Information provided below:
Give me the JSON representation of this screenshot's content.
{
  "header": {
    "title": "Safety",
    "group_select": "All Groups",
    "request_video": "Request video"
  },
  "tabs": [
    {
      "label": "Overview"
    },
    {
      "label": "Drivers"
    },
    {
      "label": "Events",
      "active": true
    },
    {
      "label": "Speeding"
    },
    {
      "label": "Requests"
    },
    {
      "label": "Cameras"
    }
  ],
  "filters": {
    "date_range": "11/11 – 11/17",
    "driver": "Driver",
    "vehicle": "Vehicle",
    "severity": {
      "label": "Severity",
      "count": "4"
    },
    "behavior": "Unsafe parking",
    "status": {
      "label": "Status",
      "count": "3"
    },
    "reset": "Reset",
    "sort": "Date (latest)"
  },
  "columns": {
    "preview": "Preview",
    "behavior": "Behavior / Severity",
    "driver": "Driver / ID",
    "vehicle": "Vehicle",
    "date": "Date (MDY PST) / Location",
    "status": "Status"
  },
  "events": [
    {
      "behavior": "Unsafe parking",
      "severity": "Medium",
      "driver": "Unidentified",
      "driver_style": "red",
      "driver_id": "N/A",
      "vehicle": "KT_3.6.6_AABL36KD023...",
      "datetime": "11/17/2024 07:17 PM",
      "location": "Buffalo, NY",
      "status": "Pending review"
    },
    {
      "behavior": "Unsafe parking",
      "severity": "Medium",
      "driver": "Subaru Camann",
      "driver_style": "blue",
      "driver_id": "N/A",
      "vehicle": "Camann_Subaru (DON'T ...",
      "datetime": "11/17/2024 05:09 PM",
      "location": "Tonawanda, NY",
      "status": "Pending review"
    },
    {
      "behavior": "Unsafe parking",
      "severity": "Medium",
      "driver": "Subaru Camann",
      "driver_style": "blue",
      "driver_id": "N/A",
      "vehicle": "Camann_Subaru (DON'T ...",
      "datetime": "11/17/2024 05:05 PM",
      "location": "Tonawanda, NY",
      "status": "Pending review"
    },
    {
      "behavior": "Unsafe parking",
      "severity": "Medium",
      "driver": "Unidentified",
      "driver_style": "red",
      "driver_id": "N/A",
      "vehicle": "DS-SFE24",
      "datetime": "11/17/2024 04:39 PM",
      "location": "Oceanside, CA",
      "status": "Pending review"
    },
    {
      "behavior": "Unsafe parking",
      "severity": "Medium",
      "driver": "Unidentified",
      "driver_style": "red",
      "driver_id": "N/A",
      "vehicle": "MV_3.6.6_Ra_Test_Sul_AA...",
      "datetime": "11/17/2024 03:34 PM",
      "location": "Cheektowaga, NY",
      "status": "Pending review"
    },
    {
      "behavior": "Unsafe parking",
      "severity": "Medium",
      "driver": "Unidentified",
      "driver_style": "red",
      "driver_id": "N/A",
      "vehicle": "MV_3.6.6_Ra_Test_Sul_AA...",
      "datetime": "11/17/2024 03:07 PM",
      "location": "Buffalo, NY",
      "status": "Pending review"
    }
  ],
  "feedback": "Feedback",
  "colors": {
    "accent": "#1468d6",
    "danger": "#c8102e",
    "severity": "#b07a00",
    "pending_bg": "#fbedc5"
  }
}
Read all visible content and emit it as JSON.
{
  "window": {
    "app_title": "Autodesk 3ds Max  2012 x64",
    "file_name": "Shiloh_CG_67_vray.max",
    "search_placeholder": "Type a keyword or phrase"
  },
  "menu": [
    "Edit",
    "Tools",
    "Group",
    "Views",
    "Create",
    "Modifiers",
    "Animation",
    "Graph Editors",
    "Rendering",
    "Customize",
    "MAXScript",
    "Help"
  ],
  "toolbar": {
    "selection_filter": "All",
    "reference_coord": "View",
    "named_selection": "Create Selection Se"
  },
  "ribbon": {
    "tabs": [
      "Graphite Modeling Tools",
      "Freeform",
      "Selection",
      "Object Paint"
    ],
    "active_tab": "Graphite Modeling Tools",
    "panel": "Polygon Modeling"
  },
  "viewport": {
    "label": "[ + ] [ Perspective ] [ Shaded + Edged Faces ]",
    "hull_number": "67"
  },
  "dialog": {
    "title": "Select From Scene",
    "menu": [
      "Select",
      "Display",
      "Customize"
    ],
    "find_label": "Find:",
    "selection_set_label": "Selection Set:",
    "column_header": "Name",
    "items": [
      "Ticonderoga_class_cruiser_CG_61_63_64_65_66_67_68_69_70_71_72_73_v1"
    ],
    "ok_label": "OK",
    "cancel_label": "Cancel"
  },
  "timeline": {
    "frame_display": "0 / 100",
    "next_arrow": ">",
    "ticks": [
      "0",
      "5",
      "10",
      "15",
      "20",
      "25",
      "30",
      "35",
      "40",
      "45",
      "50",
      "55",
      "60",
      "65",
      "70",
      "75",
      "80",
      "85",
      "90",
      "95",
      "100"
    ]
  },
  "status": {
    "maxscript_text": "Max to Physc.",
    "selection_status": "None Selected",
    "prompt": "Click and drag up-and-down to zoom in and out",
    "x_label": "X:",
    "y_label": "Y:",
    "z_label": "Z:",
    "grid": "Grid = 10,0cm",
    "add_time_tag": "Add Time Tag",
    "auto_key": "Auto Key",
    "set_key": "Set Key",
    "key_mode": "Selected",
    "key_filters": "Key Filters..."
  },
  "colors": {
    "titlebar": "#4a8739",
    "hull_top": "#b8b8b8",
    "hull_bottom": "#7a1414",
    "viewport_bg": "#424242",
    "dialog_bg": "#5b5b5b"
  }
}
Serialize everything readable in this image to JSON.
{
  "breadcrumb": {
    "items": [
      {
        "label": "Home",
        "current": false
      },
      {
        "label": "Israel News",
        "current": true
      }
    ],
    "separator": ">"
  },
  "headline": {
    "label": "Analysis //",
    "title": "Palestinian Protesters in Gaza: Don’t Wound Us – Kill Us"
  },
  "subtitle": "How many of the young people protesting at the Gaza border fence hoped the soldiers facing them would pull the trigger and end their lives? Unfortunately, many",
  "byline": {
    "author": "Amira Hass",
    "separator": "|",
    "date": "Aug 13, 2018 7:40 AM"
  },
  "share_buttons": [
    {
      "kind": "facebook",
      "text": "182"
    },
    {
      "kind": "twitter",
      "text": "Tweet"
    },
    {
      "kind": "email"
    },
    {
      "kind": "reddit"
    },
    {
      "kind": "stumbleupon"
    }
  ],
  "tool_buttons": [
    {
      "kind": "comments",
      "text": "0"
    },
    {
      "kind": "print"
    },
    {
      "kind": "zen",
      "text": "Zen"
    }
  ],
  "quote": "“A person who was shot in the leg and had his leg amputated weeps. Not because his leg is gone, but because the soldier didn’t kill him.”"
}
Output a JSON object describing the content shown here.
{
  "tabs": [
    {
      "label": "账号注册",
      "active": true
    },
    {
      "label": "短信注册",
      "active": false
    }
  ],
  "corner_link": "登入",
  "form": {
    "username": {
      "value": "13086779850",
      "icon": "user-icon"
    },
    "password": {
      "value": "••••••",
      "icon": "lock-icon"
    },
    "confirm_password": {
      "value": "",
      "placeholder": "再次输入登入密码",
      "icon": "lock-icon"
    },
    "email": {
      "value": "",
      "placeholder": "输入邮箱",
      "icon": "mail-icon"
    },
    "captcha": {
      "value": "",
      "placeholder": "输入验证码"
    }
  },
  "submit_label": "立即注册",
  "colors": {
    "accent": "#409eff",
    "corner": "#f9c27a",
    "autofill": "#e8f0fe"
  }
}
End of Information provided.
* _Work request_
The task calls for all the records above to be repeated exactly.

* _Solution_
Give me the JSON representation of this screenshot's content.
{
  "header": {
    "title": "Safety",
    "group_select": "All Groups",
    "request_video": "Request video"
  },
  "tabs": [
    {
      "label": "Overview"
    },
    {
      "label": "Drivers"
    },
    {
      "label": "Events",
      "active": true
    },
    {
      "label": "Speeding"
    },
    {
      "label": "Requests"
    },
    {
      "label": "Cameras"
    }
  ],
  "filters": {
    "date_range": "11/11 – 11/17",
    "driver": "Driver",
    "vehicle": "Vehicle",
    "severity": {
      "label": "Severity",
      "count": "4"
    },
    "behavior": "Unsafe parking",
    "status": {
      "label": "Status",
      "count": "3"
    },
    "reset": "Reset",
    "sort": "Date (latest)"
  },
  "columns": {
    "preview": "Preview",
    "behavior": "Behavior / Severity",
    "driver": "Driver / ID",
    "vehicle": "Vehicle",
    "date": "Date (MDY PST) / Location",
    "status": "Status"
  },
  "events": [
    {
      "behavior": "Unsafe parking",
      "severity": "Medium",
      "driver": "Unidentified",
      "driver_style": "red",
      "driver_id": "N/A",
      "vehicle": "KT_3.6.6_AABL36KD023...",
      "datetime": "11/17/2024 07:17 PM",
      "location": "Buffalo, NY",
      "status": "Pending review"
    },
    {
      "behavior": "Unsafe parking",
      "severity": "Medium",
      "driver": "Subaru Camann",
      "driver_style": "blue",
      "driver_id": "N/A",
      "vehicle": "Camann_Subaru (DON'T ...",
      "datetime": "11/17/2024 05:09 PM",
      "location": "Tonawanda, NY",
      "status": "Pending review"
    },
    {
      "behavior": "Unsafe parking",
      "severity": "Medium",
      "driver": "Subaru Camann",
      "driver_style": "blue",
      "driver_id": "N/A",
      "vehicle": "Camann_Subaru (DON'T ...",
      "datetime": "11/17/2024 05:05 PM",
      "location": "Tonawanda, NY",
      "status": "Pending review"
    },
    {
      "behavior": "Unsafe parking",
      "severity": "Medium",
      "driver": "Unidentified",
      "driver_style": "red",
      "driver_id": "N/A",
      "vehicle": "DS-SFE24",
      "datetime": "11/17/2024 04:39 PM",
      "location": "Oceanside, CA",
      "status": "Pending review"
    },
    {
      "behavior": "Unsafe parking",
      "severity": "Medium",
      "driver": "Unidentified",
      "driver_style": "red",
      "driver_id": "N/A",
      "vehicle": "MV_3.6.6_Ra_Test_Sul_AA...",
      "datetime": "11/17/2024 03:34 PM",
      "location": "Cheektowaga, NY",
      "status": "Pending review"
    },
    {
      "behavior": "Unsafe parking",
      "severity": "Medium",
      "driver": "Unidentified",
      "driver_style": "red",
      "driver_id": "N/A",
      "vehicle": "MV_3.6.6_Ra_Test_Sul_AA...",
      "datetime": "11/17/2024 03:07 PM",
      "location": "Buffalo, NY",
      "status": "Pending review"
    }
  ],
  "feedback": "Feedback",
  "colors": {
    "accent": "#1468d6",
    "danger": "#c8102e",
    "severity": "#b07a00",
    "pending_bg": "#fbedc5"
  }
}
Read all visible content and emit it as JSON.
{
  "window": {
    "app_title": "Autodesk 3ds Max  2012 x64",
    "file_name": "Shiloh_CG_67_vray.max",
    "search_placeholder": "Type a keyword or phrase"
  },
  "menu": [
    "Edit",
    "Tools",
    "Group",
    "Views",
    "Create",
    "Modifiers",
    "Animation",
    "Graph Editors",
    "Rendering",
    "Customize",
    "MAXScript",
    "Help"
  ],
  "toolbar": {
    "selection_filter": "All",
    "reference_coord": "View",
    "named_selection": "Create Selection Se"
  },
  "ribbon": {
    "tabs": [
      "Graphite Modeling Tools",
      "Freeform",
      "Selection",
      "Object Paint"
    ],
    "active_tab": "Graphite Modeling Tools",
    "panel": "Polygon Modeling"
  },
  "viewport": {
    "label": "[ + ] [ Perspective ] [ Shaded + Edged Faces ]",
    "hull_number": "67"
  },
  "dialog": {
    "title": "Select From Scene",
    "menu": [
      "Select",
      "Display",
      "Customize"
    ],
    "find_label": "Find:",
    "selection_set_label": "Selection Set:",
    "column_header": "Name",
    "items": [
      "Ticonderoga_class_cruiser_CG_61_63_64_65_66_67_68_69_70_71_72_73_v1"
    ],
    "ok_label": "OK",
    "cancel_label": "Cancel"
  },
  "timeline": {
    "frame_display": "0 / 100",
    "next_arrow": ">",
    "ticks": [
      "0",
      "5",
      "10",
      "15",
      "20",
      "25",
      "30",
      "35",
      "40",
      "45",
      "50",
      "55",
      "60",
      "65",
      "70",
      "75",
      "80",
      "85",
      "90",
      "95",
      "100"
    ]
  },
  "status": {
    "maxscript_text": "Max to Physc.",
    "selection_status": "None Selected",
    "prompt": "Click and drag up-and-down to zoom in and out",
    "x_label": "X:",
    "y_label": "Y:",
    "z_label": "Z:",
    "grid": "Grid = 10,0cm",
    "add_time_tag": "Add Time Tag",
    "auto_key": "Auto Key",
    "set_key": "Set Key",
    "key_mode": "Selected",
    "key_filters": "Key Filters..."
  },
  "colors": {
    "titlebar": "#4a8739",
    "hull_top": "#b8b8b8",
    "hull_bottom": "#7a1414",
    "viewport_bg": "#424242",
    "dialog_bg": "#5b5b5b"
  }
}
Serialize everything readable in this image to JSON.
{
  "breadcrumb": {
    "items": [
      {
        "label": "Home",
        "current": false
      },
      {
        "label": "Israel News",
        "current": true
      }
    ],
    "separator": ">"
  },
  "headline": {
    "label": "Analysis //",
    "title": "Palestinian Protesters in Gaza: Don’t Wound Us – Kill Us"
  },
  "subtitle": "How many of the young people protesting at the Gaza border fence hoped the soldiers facing them would pull the trigger and end their lives? Unfortunately, many",
  "byline": {
    "author": "Amira Hass",
    "separator": "|",
    "date": "Aug 13, 2018 7:40 AM"
  },
  "share_buttons": [
    {
      "kind": "facebook",
      "text": "182"
    },
    {
      "kind": "twitter",
      "text": "Tweet"
    },
    {
      "kind": "email"
    },
    {
      "kind": "reddit"
    },
    {
      "kind": "stumbleupon"
    }
  ],
  "tool_buttons": [
    {
      "kind": "comments",
      "text": "0"
    },
    {
      "kind": "print"
    },
    {
      "kind": "zen",
      "text": "Zen"
    }
  ],
  "quote": "“A person who was shot in the leg and had his leg amputated weeps. Not because his leg is gone, but because the soldier didn’t kill him.”"
}
Output a JSON object describing the content shown here.
{
  "tabs": [
    {
      "label": "账号注册",
      "active": true
    },
    {
      "label": "短信注册",
      "active": false
    }
  ],
  "corner_link": "登入",
  "form": {
    "username": {
      "value": "13086779850",
      "icon": "user-icon"
    },
    "password": {
      "value": "••••••",
      "icon": "lock-icon"
    },
    "confirm_password": {
      "value": "",
      "placeholder": "再次输入登入密码",
      "icon": "lock-icon"
    },
    "email": {
      "value": "",
      "placeholder": "输入邮箱",
      "icon": "mail-icon"
    },
    "captcha": {
      "value": "",
      "placeholder": "输入验证码"
    }
  },
  "submit_label": "立即注册",
  "colors": {
    "accent": "#409eff",
    "corner": "#f9c27a",
    "autofill": "#e8f0fe"
  }
}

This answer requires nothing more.